All records are to be printed again exactly as they appear.

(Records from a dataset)
»»
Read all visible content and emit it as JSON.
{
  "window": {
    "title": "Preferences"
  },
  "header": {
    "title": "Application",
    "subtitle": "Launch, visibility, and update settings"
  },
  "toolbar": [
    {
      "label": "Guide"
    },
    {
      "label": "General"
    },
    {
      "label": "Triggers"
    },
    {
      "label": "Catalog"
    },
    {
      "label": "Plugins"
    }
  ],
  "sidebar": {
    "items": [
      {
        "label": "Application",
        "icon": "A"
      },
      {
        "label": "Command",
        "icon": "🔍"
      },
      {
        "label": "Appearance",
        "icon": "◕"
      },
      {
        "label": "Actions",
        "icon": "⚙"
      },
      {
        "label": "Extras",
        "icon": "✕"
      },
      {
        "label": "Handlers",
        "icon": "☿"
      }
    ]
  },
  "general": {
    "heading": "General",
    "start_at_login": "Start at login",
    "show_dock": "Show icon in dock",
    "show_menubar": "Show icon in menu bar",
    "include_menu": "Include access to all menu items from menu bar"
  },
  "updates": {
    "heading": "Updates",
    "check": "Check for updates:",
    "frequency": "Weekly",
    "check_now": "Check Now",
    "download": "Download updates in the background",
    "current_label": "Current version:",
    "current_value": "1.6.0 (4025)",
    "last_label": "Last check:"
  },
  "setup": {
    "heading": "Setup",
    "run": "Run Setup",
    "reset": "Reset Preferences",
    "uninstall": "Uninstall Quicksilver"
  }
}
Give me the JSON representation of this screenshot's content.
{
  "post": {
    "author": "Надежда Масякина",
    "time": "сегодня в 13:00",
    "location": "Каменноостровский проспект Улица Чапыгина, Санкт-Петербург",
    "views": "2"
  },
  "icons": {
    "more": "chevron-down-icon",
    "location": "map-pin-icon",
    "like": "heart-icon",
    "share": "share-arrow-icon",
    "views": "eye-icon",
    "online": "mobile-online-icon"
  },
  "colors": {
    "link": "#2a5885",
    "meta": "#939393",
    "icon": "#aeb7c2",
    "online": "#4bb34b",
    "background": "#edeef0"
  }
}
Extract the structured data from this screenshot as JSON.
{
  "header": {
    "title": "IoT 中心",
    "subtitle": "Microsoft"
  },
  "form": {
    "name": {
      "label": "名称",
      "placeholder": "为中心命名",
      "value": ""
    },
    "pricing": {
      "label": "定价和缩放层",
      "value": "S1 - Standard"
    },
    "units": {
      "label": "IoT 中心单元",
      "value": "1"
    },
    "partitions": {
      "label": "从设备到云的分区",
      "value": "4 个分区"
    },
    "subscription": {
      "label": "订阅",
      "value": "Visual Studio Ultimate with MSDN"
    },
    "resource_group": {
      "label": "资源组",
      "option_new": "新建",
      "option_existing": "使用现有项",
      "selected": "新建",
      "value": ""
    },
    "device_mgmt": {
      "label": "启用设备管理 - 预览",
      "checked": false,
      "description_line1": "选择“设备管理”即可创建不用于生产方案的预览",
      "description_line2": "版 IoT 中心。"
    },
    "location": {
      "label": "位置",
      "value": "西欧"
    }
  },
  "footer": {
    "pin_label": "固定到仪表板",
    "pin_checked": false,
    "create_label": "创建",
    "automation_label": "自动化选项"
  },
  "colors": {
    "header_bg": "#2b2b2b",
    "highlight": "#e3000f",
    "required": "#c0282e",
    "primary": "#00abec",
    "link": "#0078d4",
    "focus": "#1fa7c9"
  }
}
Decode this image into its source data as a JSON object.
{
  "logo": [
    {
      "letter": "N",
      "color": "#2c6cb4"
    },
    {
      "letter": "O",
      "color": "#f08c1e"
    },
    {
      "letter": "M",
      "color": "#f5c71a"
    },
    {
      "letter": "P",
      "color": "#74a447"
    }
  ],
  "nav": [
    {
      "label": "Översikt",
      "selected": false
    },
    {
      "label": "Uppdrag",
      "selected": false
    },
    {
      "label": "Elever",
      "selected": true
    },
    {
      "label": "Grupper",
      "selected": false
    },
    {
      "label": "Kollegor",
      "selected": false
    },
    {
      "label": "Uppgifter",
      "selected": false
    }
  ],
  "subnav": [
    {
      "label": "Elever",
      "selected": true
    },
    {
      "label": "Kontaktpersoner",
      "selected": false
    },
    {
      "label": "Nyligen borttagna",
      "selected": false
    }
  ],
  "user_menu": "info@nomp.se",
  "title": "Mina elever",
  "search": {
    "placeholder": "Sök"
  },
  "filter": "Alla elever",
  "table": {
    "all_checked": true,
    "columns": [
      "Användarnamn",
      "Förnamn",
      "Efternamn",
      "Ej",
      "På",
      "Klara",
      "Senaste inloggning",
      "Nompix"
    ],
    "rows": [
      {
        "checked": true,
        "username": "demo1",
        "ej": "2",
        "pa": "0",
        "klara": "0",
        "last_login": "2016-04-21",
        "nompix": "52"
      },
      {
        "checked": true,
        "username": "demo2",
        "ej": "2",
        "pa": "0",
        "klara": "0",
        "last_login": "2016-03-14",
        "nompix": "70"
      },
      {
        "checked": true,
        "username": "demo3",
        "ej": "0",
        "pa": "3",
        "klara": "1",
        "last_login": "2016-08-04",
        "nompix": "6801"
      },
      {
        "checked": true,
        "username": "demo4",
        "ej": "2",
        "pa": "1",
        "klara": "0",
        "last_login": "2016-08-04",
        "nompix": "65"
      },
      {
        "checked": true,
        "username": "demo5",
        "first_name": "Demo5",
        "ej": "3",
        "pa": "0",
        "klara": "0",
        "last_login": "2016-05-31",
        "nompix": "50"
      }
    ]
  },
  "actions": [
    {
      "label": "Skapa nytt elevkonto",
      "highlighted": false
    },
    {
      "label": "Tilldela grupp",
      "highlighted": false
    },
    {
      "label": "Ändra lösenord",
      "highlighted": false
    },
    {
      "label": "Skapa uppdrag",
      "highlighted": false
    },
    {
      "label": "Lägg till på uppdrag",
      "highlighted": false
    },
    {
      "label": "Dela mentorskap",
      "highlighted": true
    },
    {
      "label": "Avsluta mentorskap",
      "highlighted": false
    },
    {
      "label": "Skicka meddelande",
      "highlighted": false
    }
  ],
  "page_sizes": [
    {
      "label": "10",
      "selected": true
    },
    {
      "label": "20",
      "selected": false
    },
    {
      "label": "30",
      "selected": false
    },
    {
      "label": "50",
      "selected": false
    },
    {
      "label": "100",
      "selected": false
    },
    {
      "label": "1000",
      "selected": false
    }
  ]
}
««
> [Completed exercise]:
Read all visible content and emit it as JSON.
{
  "window": {
    "title": "Preferences"
  },
  "header": {
    "title": "Application",
    "subtitle": "Launch, visibility, and update settings"
  },
  "toolbar": [
    {
      "label": "Guide"
    },
    {
      "label": "General"
    },
    {
      "label": "Triggers"
    },
    {
      "label": "Catalog"
    },
    {
      "label": "Plugins"
    }
  ],
  "sidebar": {
    "items": [
      {
        "label": "Application",
        "icon": "A"
      },
      {
        "label": "Command",
        "icon": "🔍"
      },
      {
        "label": "Appearance",
        "icon": "◕"
      },
      {
        "label": "Actions",
        "icon": "⚙"
      },
      {
        "label": "Extras",
        "icon": "✕"
      },
      {
        "label": "Handlers",
        "icon": "☿"
      }
    ]
  },
  "general": {
    "heading": "General",
    "start_at_login": "Start at login",
    "show_dock": "Show icon in dock",
    "show_menubar": "Show icon in menu bar",
    "include_menu": "Include access to all menu items from menu bar"
  },
  "updates": {
    "heading": "Updates",
    "check": "Check for updates:",
    "frequency": "Weekly",
    "check_now": "Check Now",
    "download": "Download updates in the background",
    "current_label": "Current version:",
    "current_value": "1.6.0 (4025)",
    "last_label": "Last check:"
  },
  "setup": {
    "heading": "Setup",
    "run": "Run Setup",
    "reset": "Reset Preferences",
    "uninstall": "Uninstall Quicksilver"
  }
}
Give me the JSON representation of this screenshot's content.
{
  "post": {
    "author": "Надежда Масякина",
    "time": "сегодня в 13:00",
    "location": "Каменноостровский проспект Улица Чапыгина, Санкт-Петербург",
    "views": "2"
  },
  "icons": {
    "more": "chevron-down-icon",
    "location": "map-pin-icon",
    "like": "heart-icon",
    "share": "share-arrow-icon",
    "views": "eye-icon",
    "online": "mobile-online-icon"
  },
  "colors": {
    "link": "#2a5885",
    "meta": "#939393",
    "icon": "#aeb7c2",
    "online": "#4bb34b",
    "background": "#edeef0"
  }
}
Extract the structured data from this screenshot as JSON.
{
  "header": {
    "title": "IoT 中心",
    "subtitle": "Microsoft"
  },
  "form": {
    "name": {
      "label": "名称",
      "placeholder": "为中心命名",
      "value": ""
    },
    "pricing": {
      "label": "定价和缩放层",
      "value": "S1 - Standard"
    },
    "units": {
      "label": "IoT 中心单元",
      "value": "1"
    },
    "partitions": {
      "label": "从设备到云的分区",
      "value": "4 个分区"
    },
    "subscription": {
      "label": "订阅",
      "value": "Visual Studio Ultimate with MSDN"
    },
    "resource_group": {
      "label": "资源组",
      "option_new": "新建",
      "option_existing": "使用现有项",
      "selected": "新建",
      "value": ""
    },
    "device_mgmt": {
      "label": "启用设备管理 - 预览",
      "checked": false,
      "description_line1": "选择“设备管理”即可创建不用于生产方案的预览",
      "description_line2": "版 IoT 中心。"
    },
    "location": {
      "label": "位置",
      "value": "西欧"
    }
  },
  "footer": {
    "pin_label": "固定到仪表板",
    "pin_checked": false,
    "create_label": "创建",
    "automation_label": "自动化选项"
  },
  "colors": {
    "header_bg": "#2b2b2b",
    "highlight": "#e3000f",
    "required": "#c0282e",
    "primary": "#00abec",
    "link": "#0078d4",
    "focus": "#1fa7c9"
  }
}
Decode this image into its source data as a JSON object.
{
  "logo": [
    {
      "letter": "N",
      "color": "#2c6cb4"
    },
    {
      "letter": "O",
      "color": "#f08c1e"
    },
    {
      "letter": "M",
      "color": "#f5c71a"
    },
    {
      "letter": "P",
      "color": "#74a447"
    }
  ],
  "nav": [
    {
      "label": "Översikt",
      "selected": false
    },
    {
      "label": "Uppdrag",
      "selected": false
    },
    {
      "label": "Elever",
      "selected": true
    },
    {
      "label": "Grupper",
      "selected": false
    },
    {
      "label": "Kollegor",
      "selected": false
    },
    {
      "label": "Uppgifter",
      "selected": false
    }
  ],
  "subnav": [
    {
      "label": "Elever",
      "selected": true
    },
    {
      "label": "Kontaktpersoner",
      "selected": false
    },
    {
      "label": "Nyligen borttagna",
      "selected": false
    }
  ],
  "user_menu": "info@nomp.se",
  "title": "Mina elever",
  "search": {
    "placeholder": "Sök"
  },
  "filter": "Alla elever",
  "table": {
    "all_checked": true,
    "columns": [
      "Användarnamn",
      "Förnamn",
      "Efternamn",
      "Ej",
      "På",
      "Klara",
      "Senaste inloggning",
      "Nompix"
    ],
    "rows": [
      {
        "checked": true,
        "username": "demo1",
        "ej": "2",
        "pa": "0",
        "klara": "0",
        "last_login": "2016-04-21",
        "nompix": "52"
      },
      {
        "checked": true,
        "username": "demo2",
        "ej": "2",
        "pa": "0",
        "klara": "0",
        "last_login": "2016-03-14",
        "nompix": "70"
      },
      {
        "checked": true,
        "username": "demo3",
        "ej": "0",
        "pa": "3",
        "klara": "1",
        "last_login": "2016-08-04",
        "nompix": "6801"
      },
      {
        "checked": true,
        "username": "demo4",
        "ej": "2",
        "pa": "1",
        "klara": "0",
        "last_login": "2016-08-04",
        "nompix": "65"
      },
      {
        "checked": true,
        "username": "demo5",
        "first_name": "Demo5",
        "ej": "3",
        "pa": "0",
        "klara": "0",
        "last_login": "2016-05-31",
        "nompix": "50"
      }
    ]
  },
  "actions": [
    {
      "label": "Skapa nytt elevkonto",
      "highlighted": false
    },
    {
      "label": "Tilldela grupp",
      "highlighted": false
    },
    {
      "label": "Ändra lösenord",
      "highlighted": false
    },
    {
      "label": "Skapa uppdrag",
      "highlighted": false
    },
    {
      "label": "Lägg till på uppdrag",
      "highlighted": false
    },
    {
      "label": "Dela mentorskap",
      "highlighted": true
    },
    {
      "label": "Avsluta mentorskap",
      "highlighted": false
    },
    {
      "label": "Skicka meddelande",
      "highlighted": false
    }
  ],
  "page_sizes": [
    {
      "label": "10",
      "selected": true
    },
    {
      "label": "20",
      "selected": false
    },
    {
      "label": "30",
      "selected": false
    },
    {
      "label": "50",
      "selected": false
    },
    {
      "label": "100",
      "selected": false
    },
    {
      "label": "1000",
      "selected": false
    }
  ]
}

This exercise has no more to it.